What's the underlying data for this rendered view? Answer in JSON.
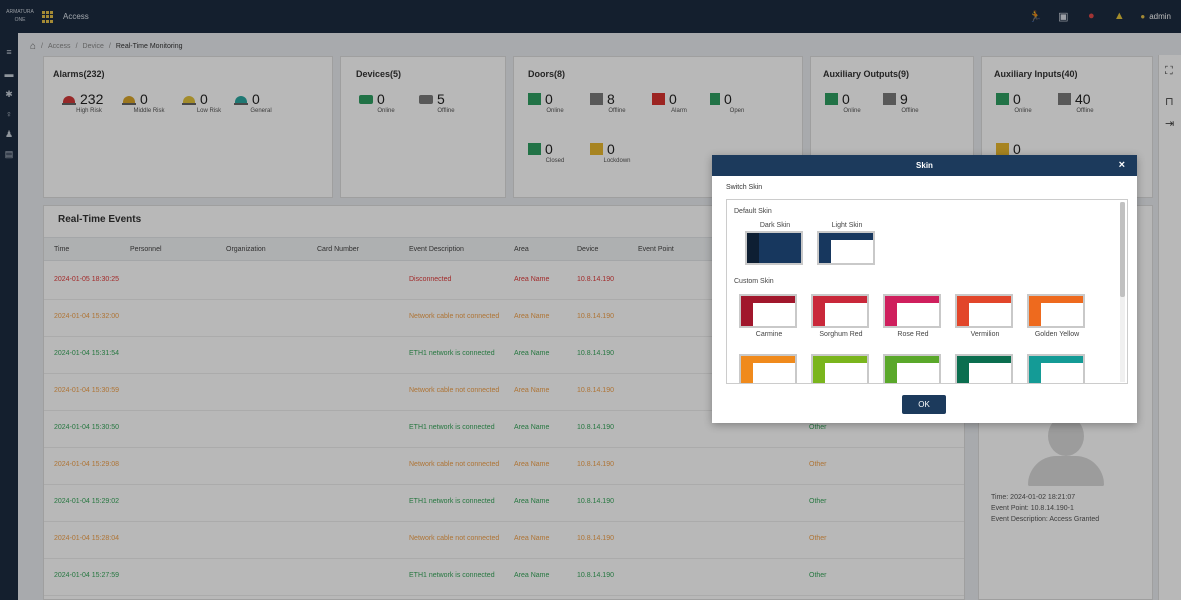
{
  "topbar": {
    "logo": "ARMATURA ONE",
    "app_name": "Access",
    "user": "admin",
    "icons": [
      "person-run-icon",
      "monitor-icon",
      "alarm-icon",
      "bell-icon",
      "user-icon"
    ]
  },
  "sidebar": {
    "icons": [
      "menu-icon",
      "car-icon",
      "gear-icon",
      "key-icon",
      "users-icon",
      "report-icon"
    ]
  },
  "breadcrumb": {
    "items": [
      "Access",
      "Device",
      "Real-Time Monitoring"
    ]
  },
  "alarms": {
    "title": "Alarms(232)",
    "stats": [
      {
        "value": "232",
        "label": "High Risk"
      },
      {
        "value": "0",
        "label": "Middle Risk"
      },
      {
        "value": "0",
        "label": "Low Risk"
      },
      {
        "value": "0",
        "label": "General"
      }
    ]
  },
  "devices": {
    "title": "Devices(5)",
    "stats": [
      {
        "value": "0",
        "label": "Online"
      },
      {
        "value": "5",
        "label": "Offline"
      }
    ]
  },
  "doors": {
    "title": "Doors(8)",
    "stats": [
      {
        "value": "0",
        "label": "Online"
      },
      {
        "value": "8",
        "label": "Offline"
      },
      {
        "value": "0",
        "label": "Alarm"
      },
      {
        "value": "0",
        "label": "Open"
      },
      {
        "value": "0",
        "label": "Closed"
      },
      {
        "value": "0",
        "label": "Lockdown"
      }
    ]
  },
  "aux_out": {
    "title": "Auxiliary Outputs(9)",
    "stats": [
      {
        "value": "0",
        "label": "Online"
      },
      {
        "value": "9",
        "label": "Offline"
      }
    ]
  },
  "aux_in": {
    "title": "Auxiliary Inputs(40)",
    "stats": [
      {
        "value": "0",
        "label": "Online"
      },
      {
        "value": "40",
        "label": "Offline"
      },
      {
        "value": "0",
        "label": ""
      }
    ]
  },
  "events": {
    "title": "Real-Time Events",
    "columns": [
      "Time",
      "Personnel",
      "Organization",
      "Card Number",
      "Event Description",
      "Area",
      "Device",
      "Event Point"
    ],
    "rows": [
      {
        "time": "2024-01-05 18:30:25",
        "desc": "Disconnected",
        "area": "Area Name",
        "device": "10.8.14.190",
        "other": "",
        "color": "red"
      },
      {
        "time": "2024-01-04 15:32:00",
        "desc": "Network cable not connected",
        "area": "Area Name",
        "device": "10.8.14.190",
        "other": "",
        "color": "orange"
      },
      {
        "time": "2024-01-04 15:31:54",
        "desc": "ETH1 network is connected",
        "area": "Area Name",
        "device": "10.8.14.190",
        "other": "",
        "color": "green"
      },
      {
        "time": "2024-01-04 15:30:59",
        "desc": "Network cable not connected",
        "area": "Area Name",
        "device": "10.8.14.190",
        "other": "",
        "color": "orange"
      },
      {
        "time": "2024-01-04 15:30:50",
        "desc": "ETH1 network is connected",
        "area": "Area Name",
        "device": "10.8.14.190",
        "other": "Other",
        "color": "green"
      },
      {
        "time": "2024-01-04 15:29:08",
        "desc": "Network cable not connected",
        "area": "Area Name",
        "device": "10.8.14.190",
        "other": "Other",
        "color": "orange"
      },
      {
        "time": "2024-01-04 15:29:02",
        "desc": "ETH1 network is connected",
        "area": "Area Name",
        "device": "10.8.14.190",
        "other": "Other",
        "color": "green"
      },
      {
        "time": "2024-01-04 15:28:04",
        "desc": "Network cable not connected",
        "area": "Area Name",
        "device": "10.8.14.190",
        "other": "Other",
        "color": "orange"
      },
      {
        "time": "2024-01-04 15:27:59",
        "desc": "ETH1 network is connected",
        "area": "Area Name",
        "device": "10.8.14.190",
        "other": "Other",
        "color": "green"
      }
    ]
  },
  "last_event": {
    "time": "Time: 2024-01-02 18:21:07",
    "point": "Event Point: 10.8.14.190-1",
    "desc": "Event Description: Access Granted"
  },
  "modal": {
    "title": "Skin",
    "close": "×",
    "switch_label": "Switch Skin",
    "default_label": "Default Skin",
    "custom_label": "Custom Skin",
    "ok": "OK",
    "default_skins": [
      {
        "name": "Dark Skin",
        "top": "#17375e",
        "side": "#0e1f33",
        "pane": "#17375e"
      },
      {
        "name": "Light Skin",
        "top": "#17375e",
        "side": "#17375e",
        "pane": "#ffffff"
      }
    ],
    "custom_skins": [
      {
        "name": "Carmine",
        "color": "#a1172c"
      },
      {
        "name": "Sorghum Red",
        "color": "#c9283a"
      },
      {
        "name": "Rose Red",
        "color": "#cf1f5d"
      },
      {
        "name": "Vermilion",
        "color": "#e2462a"
      },
      {
        "name": "Golden Yellow",
        "color": "#ee6a1e"
      },
      {
        "name": "",
        "color": "#f08a1c"
      },
      {
        "name": "",
        "color": "#7ab51d"
      },
      {
        "name": "",
        "color": "#5aa82a"
      },
      {
        "name": "",
        "color": "#0b6e4f"
      },
      {
        "name": "",
        "color": "#149b96"
      }
    ]
  }
}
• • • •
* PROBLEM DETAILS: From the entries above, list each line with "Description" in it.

* OUTPUT:
      "Event Description",
    "desc": "Event Description: Access Granted"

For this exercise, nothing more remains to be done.